*Problem statement*. Across the records, count every line that includes "heading" and give the number by itself.

Items from an interface collection:
________________________________________

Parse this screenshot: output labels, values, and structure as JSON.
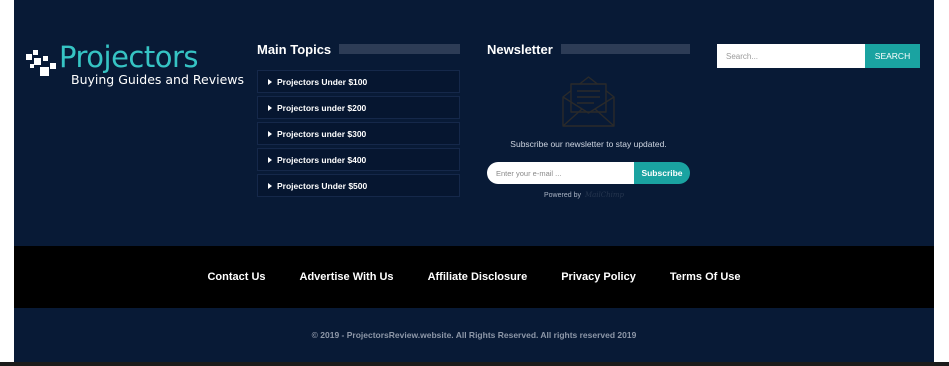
{
  "logo": {
    "title": "Projectors",
    "subtitle": "Buying Guides and Reviews",
    "accent_color": "#36c4c4"
  },
  "main_topics": {
    "heading": "Main Topics",
    "items": [
      {
        "label": "Projectors Under $100"
      },
      {
        "label": "Projectors under $200"
      },
      {
        "label": "Projectors under $300"
      },
      {
        "label": "Projectors under $400"
      },
      {
        "label": "Projectors Under $500"
      }
    ]
  },
  "newsletter": {
    "heading": "Newsletter",
    "icon": "envelope-icon",
    "text": "Subscribe our newsletter to stay updated.",
    "email_placeholder": "Enter your e-mail ...",
    "subscribe_label": "Subscribe",
    "powered_by": "Powered by",
    "powered_brand": "MailChimp"
  },
  "search": {
    "placeholder": "Search...",
    "button_label": "SEARCH"
  },
  "bottom_nav": {
    "links": [
      {
        "label": "Contact Us"
      },
      {
        "label": "Advertise With Us"
      },
      {
        "label": "Affiliate Disclosure"
      },
      {
        "label": "Privacy Policy"
      },
      {
        "label": "Terms Of Use"
      }
    ]
  },
  "copyright": "© 2019 - ProjectorsReview.website. All Rights Reserved. All rights reserved 2019",
  "colors": {
    "footer_bg": "#081a36",
    "nav_bg": "#000000",
    "accent": "#1aa3a1"
  }
}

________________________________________

*Exercise response*. 2